#### Recorded information
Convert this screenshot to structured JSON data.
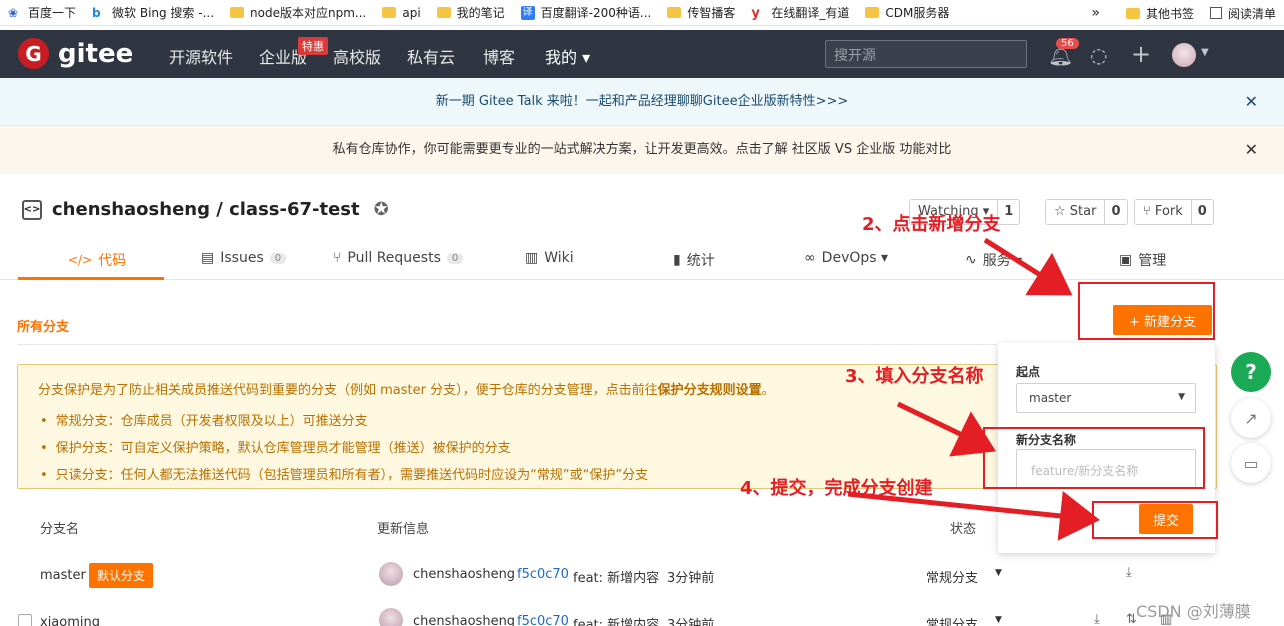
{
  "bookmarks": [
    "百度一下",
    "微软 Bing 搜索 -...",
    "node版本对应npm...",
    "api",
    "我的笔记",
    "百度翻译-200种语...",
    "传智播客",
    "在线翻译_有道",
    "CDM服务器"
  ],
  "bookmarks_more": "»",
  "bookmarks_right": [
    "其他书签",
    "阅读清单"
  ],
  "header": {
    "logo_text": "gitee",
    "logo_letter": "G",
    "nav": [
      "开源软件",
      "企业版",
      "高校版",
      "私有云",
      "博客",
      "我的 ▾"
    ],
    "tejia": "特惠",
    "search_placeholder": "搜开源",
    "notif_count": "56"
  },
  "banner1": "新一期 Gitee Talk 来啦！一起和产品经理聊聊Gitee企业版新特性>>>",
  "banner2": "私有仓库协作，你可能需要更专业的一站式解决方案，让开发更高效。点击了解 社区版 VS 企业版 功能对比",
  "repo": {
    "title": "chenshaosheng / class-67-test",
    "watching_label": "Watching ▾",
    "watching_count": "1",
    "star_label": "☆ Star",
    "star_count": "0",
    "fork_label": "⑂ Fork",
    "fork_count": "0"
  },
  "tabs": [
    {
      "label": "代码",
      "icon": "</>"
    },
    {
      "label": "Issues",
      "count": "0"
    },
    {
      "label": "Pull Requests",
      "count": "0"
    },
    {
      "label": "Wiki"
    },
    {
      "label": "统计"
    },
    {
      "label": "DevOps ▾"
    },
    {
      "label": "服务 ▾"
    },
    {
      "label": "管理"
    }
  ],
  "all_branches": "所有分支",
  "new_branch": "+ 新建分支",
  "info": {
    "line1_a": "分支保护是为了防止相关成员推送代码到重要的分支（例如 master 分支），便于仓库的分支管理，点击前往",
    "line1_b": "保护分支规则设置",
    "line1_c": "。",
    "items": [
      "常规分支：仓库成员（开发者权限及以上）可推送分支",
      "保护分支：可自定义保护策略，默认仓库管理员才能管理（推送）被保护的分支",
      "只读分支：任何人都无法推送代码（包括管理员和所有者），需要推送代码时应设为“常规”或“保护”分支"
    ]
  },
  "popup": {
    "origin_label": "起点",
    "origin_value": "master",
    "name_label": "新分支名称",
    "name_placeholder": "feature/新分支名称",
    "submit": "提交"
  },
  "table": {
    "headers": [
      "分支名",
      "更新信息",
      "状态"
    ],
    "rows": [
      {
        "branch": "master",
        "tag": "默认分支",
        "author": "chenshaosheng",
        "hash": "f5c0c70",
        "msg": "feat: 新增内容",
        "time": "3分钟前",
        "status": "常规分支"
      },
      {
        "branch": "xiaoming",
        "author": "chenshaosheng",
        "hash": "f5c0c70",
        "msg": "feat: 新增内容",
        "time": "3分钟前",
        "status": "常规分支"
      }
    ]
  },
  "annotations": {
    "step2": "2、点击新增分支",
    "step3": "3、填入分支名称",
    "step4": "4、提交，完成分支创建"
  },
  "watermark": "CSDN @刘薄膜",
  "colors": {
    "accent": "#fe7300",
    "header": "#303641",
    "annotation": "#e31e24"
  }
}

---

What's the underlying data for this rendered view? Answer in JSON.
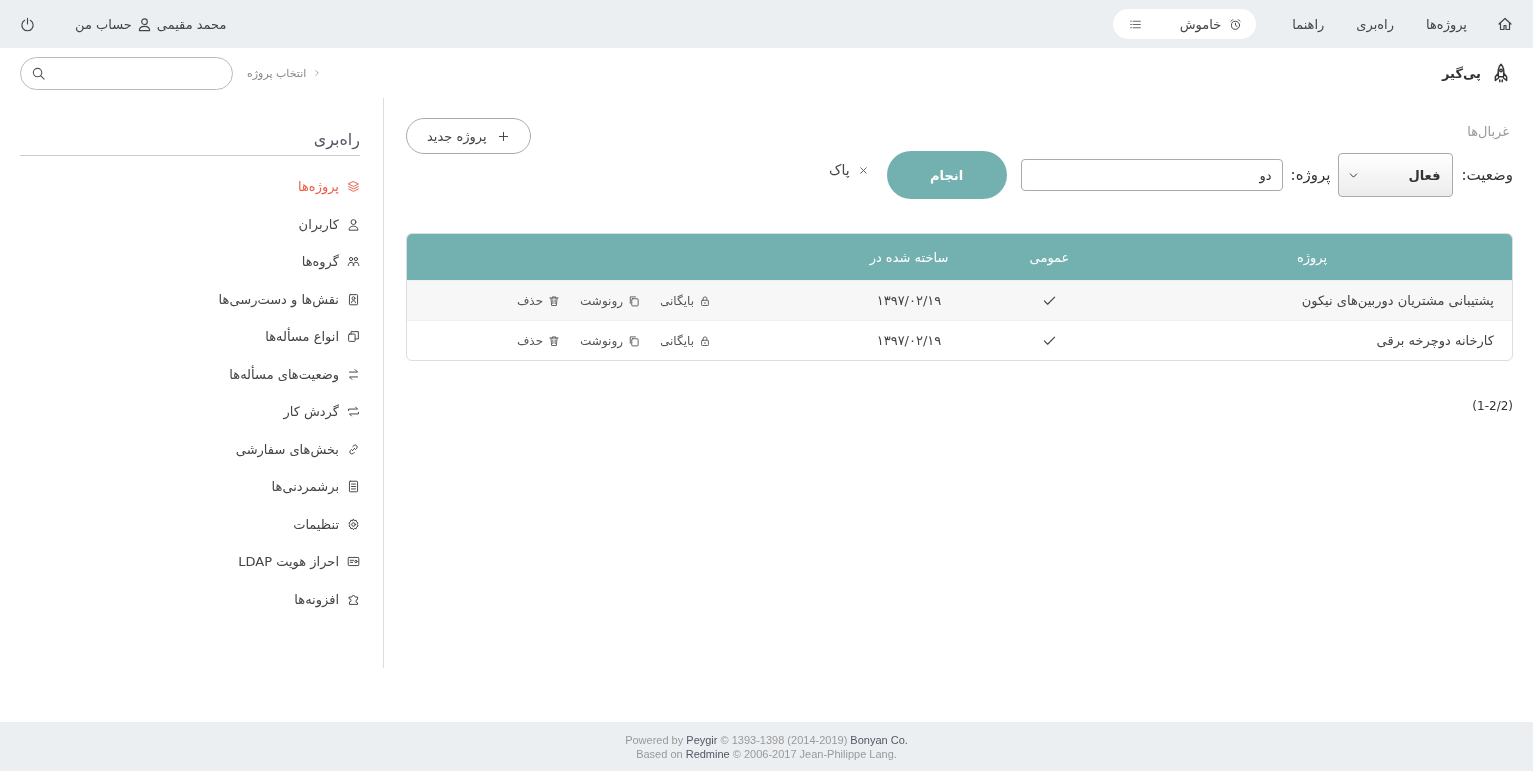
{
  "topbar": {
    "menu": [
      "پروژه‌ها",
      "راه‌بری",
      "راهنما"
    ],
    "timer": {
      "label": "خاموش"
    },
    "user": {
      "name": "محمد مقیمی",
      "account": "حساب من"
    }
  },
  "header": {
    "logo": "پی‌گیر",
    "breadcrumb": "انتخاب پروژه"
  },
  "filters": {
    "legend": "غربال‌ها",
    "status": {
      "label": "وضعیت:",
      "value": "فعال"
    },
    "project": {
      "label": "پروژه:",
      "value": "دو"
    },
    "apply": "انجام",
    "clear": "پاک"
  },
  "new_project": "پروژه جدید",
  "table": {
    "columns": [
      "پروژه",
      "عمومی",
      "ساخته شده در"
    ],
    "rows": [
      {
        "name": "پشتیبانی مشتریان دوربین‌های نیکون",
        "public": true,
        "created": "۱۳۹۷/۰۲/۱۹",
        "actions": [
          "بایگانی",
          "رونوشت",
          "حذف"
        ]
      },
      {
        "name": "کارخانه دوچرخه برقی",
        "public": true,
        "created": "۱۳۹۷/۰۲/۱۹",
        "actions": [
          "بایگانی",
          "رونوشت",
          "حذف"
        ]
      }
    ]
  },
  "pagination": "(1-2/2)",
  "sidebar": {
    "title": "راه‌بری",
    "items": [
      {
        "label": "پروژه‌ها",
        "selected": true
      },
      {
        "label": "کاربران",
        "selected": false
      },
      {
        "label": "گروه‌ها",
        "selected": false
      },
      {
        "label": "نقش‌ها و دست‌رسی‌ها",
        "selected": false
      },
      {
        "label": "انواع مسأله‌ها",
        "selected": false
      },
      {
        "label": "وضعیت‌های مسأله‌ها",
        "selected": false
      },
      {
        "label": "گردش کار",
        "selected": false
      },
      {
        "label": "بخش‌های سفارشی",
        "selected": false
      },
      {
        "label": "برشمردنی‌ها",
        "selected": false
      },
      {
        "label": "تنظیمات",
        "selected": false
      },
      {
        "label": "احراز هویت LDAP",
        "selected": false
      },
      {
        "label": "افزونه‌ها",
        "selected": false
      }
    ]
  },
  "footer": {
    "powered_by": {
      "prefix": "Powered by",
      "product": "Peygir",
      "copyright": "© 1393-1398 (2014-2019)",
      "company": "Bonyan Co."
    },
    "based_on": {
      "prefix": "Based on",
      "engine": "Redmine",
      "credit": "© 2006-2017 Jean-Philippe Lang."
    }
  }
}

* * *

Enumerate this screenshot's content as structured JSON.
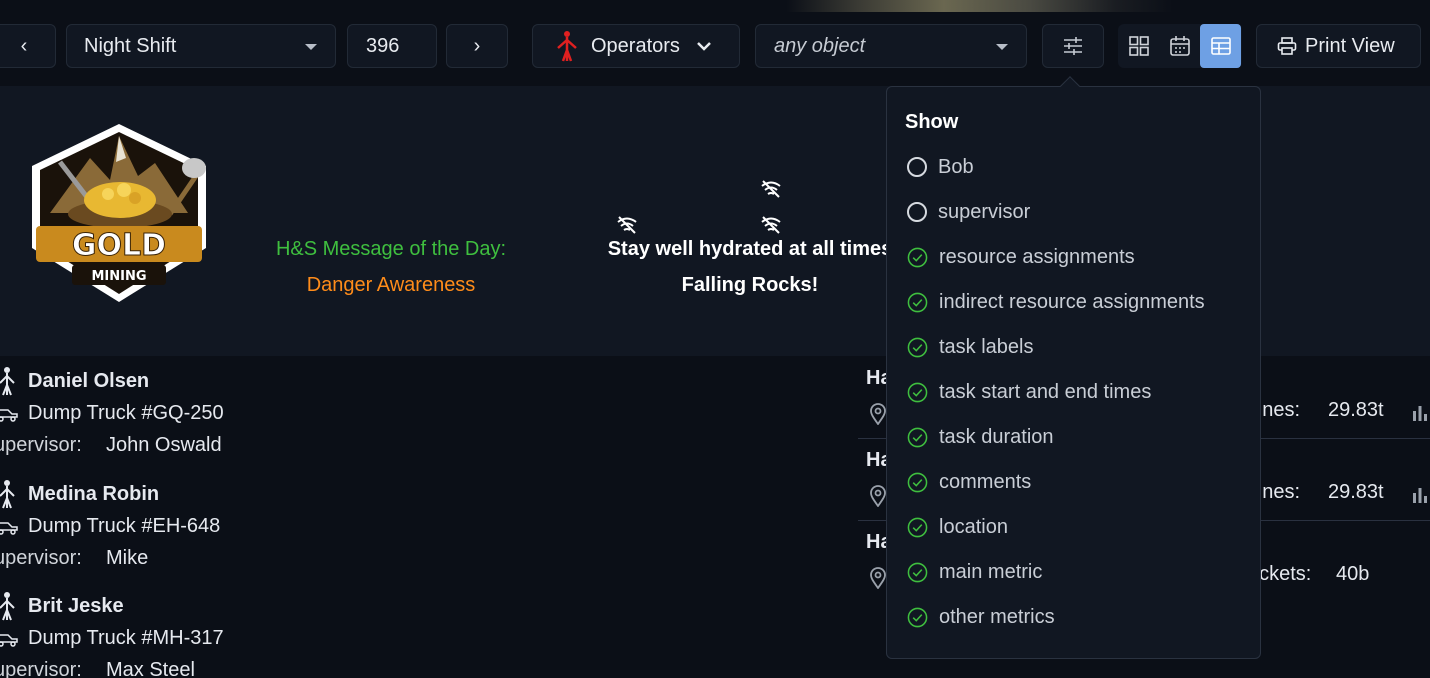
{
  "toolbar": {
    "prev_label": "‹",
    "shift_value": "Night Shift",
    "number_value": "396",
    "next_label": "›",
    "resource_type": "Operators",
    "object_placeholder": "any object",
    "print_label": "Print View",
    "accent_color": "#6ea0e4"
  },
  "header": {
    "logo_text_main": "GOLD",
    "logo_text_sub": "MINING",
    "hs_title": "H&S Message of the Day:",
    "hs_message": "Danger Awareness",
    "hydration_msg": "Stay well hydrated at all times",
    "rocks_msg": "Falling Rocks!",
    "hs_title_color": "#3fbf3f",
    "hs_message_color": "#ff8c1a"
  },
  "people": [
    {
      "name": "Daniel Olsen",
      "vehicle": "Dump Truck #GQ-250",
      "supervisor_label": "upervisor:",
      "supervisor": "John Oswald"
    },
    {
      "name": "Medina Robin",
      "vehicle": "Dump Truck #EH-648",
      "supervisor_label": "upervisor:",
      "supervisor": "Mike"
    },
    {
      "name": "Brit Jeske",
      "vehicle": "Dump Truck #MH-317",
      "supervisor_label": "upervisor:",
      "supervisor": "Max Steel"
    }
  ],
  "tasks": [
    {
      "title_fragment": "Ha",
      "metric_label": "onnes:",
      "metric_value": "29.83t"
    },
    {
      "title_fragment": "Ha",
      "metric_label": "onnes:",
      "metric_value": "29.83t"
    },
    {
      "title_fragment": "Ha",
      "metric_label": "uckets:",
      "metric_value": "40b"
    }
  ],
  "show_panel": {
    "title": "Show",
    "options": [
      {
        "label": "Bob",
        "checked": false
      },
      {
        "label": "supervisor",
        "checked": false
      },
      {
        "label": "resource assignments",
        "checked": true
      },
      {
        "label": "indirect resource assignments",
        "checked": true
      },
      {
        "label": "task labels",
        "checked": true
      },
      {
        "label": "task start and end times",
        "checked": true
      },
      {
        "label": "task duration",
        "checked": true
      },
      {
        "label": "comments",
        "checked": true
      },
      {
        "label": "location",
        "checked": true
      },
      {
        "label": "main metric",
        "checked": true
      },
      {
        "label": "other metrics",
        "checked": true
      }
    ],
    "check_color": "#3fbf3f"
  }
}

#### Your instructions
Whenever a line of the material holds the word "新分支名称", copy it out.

#### Answer space
    "name_label": "新分支名称",
    "name_placeholder": "feature/新分支名称",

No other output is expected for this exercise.